The Scripted PowerShell Automated Deployment Engine (SPADE) is a powerful, PowerShell-driven remote install and configuration tool for SQL Server that streamlines remote deployment and simplifies complex installation processes.

SPADE's developer, Michael Wells, is a SQL Server community volunteer and enthusiast. When asked what SPADE offers compared to SQL Server’s native remote installation features, Wells pointed out that SPADE installs and configures aspects of the OS, such as the Microsoft Distributed Transaction Coordinator (MS DTC), local security policies, database schema objects, SQL Server Agent jobs, operators, and tasks.

In a nutshell, SPADE lets you set up and configure a new SQL Server instance, including the OS and services running on the OS, in less than 20 minutes. SPADE does this through one simple PowerShell script. I will show you that using SPADE is as simple as setting up a configuration file and passing a few variables to a command-line script.
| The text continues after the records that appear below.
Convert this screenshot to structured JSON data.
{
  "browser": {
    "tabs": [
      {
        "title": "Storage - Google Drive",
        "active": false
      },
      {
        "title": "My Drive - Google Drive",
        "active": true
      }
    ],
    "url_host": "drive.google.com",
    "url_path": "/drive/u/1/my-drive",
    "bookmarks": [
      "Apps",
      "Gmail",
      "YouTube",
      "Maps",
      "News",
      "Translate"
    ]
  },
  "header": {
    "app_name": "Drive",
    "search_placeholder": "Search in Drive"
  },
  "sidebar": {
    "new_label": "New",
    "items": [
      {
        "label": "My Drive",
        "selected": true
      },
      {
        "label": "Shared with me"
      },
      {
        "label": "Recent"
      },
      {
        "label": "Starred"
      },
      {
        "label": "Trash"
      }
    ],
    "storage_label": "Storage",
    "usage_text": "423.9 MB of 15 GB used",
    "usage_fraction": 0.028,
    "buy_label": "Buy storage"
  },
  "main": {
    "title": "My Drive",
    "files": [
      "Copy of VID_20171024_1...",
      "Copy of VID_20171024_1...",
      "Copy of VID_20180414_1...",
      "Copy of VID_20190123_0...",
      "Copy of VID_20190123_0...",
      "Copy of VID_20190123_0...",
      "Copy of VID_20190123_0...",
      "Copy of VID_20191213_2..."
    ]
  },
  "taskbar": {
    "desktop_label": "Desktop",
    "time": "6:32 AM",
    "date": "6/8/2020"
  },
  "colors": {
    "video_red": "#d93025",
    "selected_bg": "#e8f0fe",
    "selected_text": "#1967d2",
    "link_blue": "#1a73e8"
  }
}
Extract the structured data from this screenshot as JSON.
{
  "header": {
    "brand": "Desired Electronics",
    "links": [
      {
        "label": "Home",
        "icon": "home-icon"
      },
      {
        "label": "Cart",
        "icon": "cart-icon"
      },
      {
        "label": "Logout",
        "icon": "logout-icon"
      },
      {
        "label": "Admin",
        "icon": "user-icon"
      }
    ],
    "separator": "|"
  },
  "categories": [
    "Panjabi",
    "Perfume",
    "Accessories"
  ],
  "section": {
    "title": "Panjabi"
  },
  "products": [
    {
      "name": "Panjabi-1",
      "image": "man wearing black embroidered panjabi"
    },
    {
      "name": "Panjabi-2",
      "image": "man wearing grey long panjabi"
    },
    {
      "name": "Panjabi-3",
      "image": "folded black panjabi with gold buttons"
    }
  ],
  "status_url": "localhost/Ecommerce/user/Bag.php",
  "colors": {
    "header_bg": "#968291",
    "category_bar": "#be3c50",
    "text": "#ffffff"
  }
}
Features

SPADE uses PowerShell to deploy, install, and configure SQL Server and any elements of the installation that you might require, such as Windows Services and security policies. SPADE can be easily configured to your organization's specific needs—it basically mimics the process you’d follow if you were performing a manual installation by walking through a series of pre- and post-installation steps, as well as applying the unattended installation file for you at the appropriate time. You can define a standard build with all of the configuration options you want through a simple XML configuration file. Non-standard and one-off builds are also supported without needing to change the configuration file.
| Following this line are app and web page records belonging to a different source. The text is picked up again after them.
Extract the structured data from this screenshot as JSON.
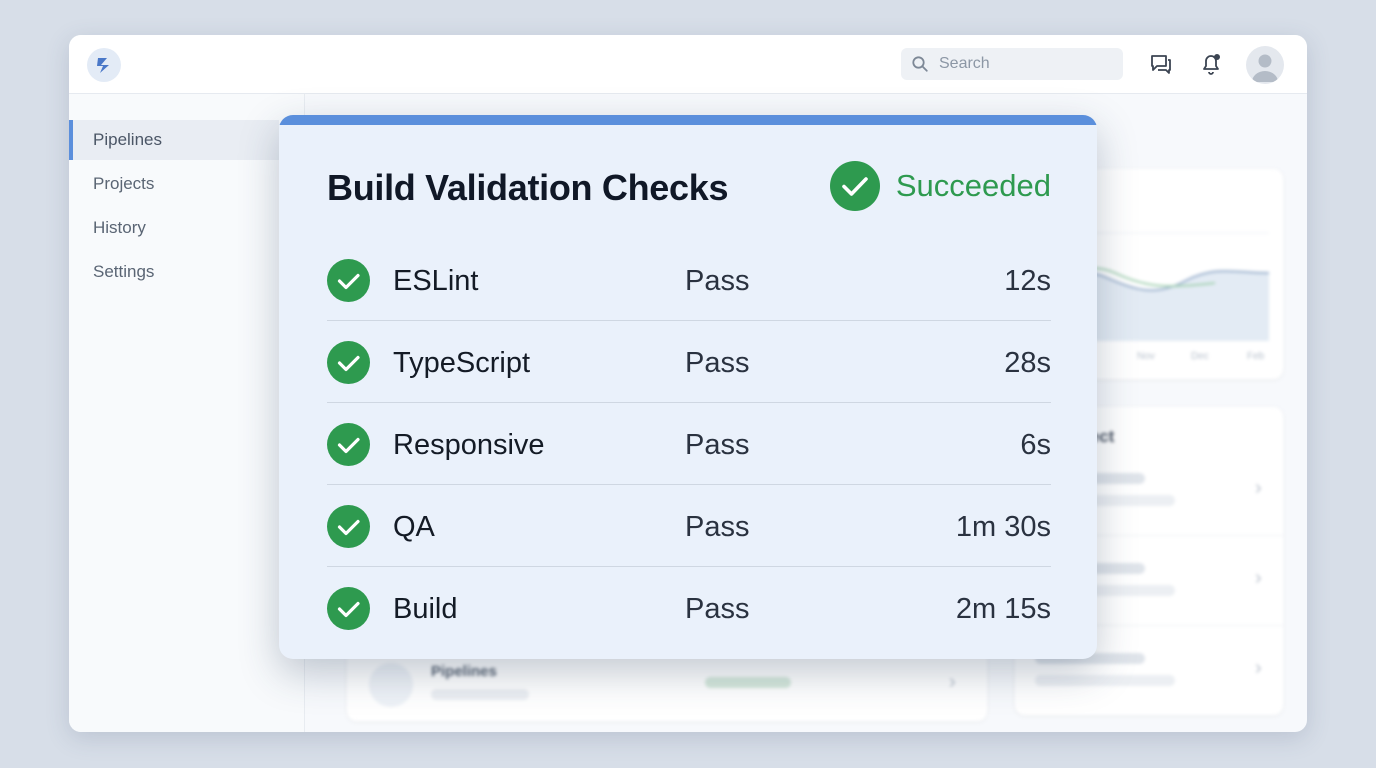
{
  "topbar": {
    "search_placeholder": "Search"
  },
  "sidebar": {
    "items": [
      {
        "label": "Pipelines",
        "active": true
      },
      {
        "label": "Projects"
      },
      {
        "label": "History"
      },
      {
        "label": "Settings"
      }
    ]
  },
  "background": {
    "card_project_title": "ject",
    "chart_ticks": [
      "Nov",
      "Dec",
      "Feb"
    ],
    "pipelines_label": "Pipelines"
  },
  "modal": {
    "title": "Build Validation Checks",
    "status": "Succeeded",
    "accent_color": "#5b8fdc",
    "success_color": "#2e9a4f",
    "checks": [
      {
        "name": "ESLint",
        "result": "Pass",
        "duration": "12s"
      },
      {
        "name": "TypeScript",
        "result": "Pass",
        "duration": "28s"
      },
      {
        "name": "Responsive",
        "result": "Pass",
        "duration": "6s"
      },
      {
        "name": "QA",
        "result": "Pass",
        "duration": "1m 30s"
      },
      {
        "name": "Build",
        "result": "Pass",
        "duration": "2m 15s"
      }
    ]
  },
  "icons": {
    "logo": "app-logo-icon",
    "search": "search-icon",
    "messages": "chat-icon",
    "notifications": "bell-icon",
    "avatar": "user-avatar-icon",
    "check": "check-circle-icon"
  }
}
Configuration

Configuring SPADE is a two-step process. First, you’ll want to make adjustments to the RUN-INSTALL.CONFIG file. Next, you’ll want to use the SqlSpadeHelper.exe to build the folder structure and populate the folders with the installation files used to get SQL Server up and running.

To specify your own configuration, edit the RUN-INSTALL.CONFIG file, while paying special attention to the following:

  1. The <AppSettings> section. This section lets you accept or overwrite the default settings for the WindowsScriptsFolder, which defines the location on the target server to hold any scripts you’ll be using from the PowerShellScripts folder. This section also lets you do the same for FilePath, which defines the path and folder on the destination server to hold all the setup files.
  2. The <ScriptConfigs> section. This section defines the name and parameters for each pre- or post-installation script needed for your environment. They’re blank by default and need to be configured, otherwise they'll be skipped.
  3. The <DataCenters> section. This section lets you specify separate file locations local to each data center in your organization, in case you don’t want to copy large files across the corporate WAN.
  4. The <SqlVersions> section. This section lets you specify the configuration details of a SQL Server standard build, including the versions and editions you want to support, as well any other configuration settings.

 

Using SPADE

Your final configuration step is to edit the Start.bat file and set values for each major variable, such as SqlVersion, SqlEdition, and InstanceName. (You can also override any configuration setting by using the $overrides hashtable if needed). You can also set a variety of switches, such as –PreOnly (to run the pre-installation processes) or –PostOnly (to run the post-installation processes), to meet your needs. There are more than a couple of variables and switches, so be sure to read the documentation about runtime variables and switches. After the configuration process, you’re ready to run the SPADE script by kicking of the Start-SqlSpade.ps1 PowerShell script.

System Requirements

SPADE runs on SQL Server 2005 or later, including SQL Server 2012. SPADE also runs on evaluation editions of SQL Server. (As an aside, SPADE will deploy Ola Hallengren’s excellent database maintenance scripts, which I first wrote about in the article "More SQL Server Automation Scripts". Read more about Hallengren’s scripts at ola.hallengren.com). SPADE doesn't currently support clustered SQL Server installations.

You can download SPADE and read the program details at codeplex.com. As always, we want to hear your feedback on the Tool Time discussion forum.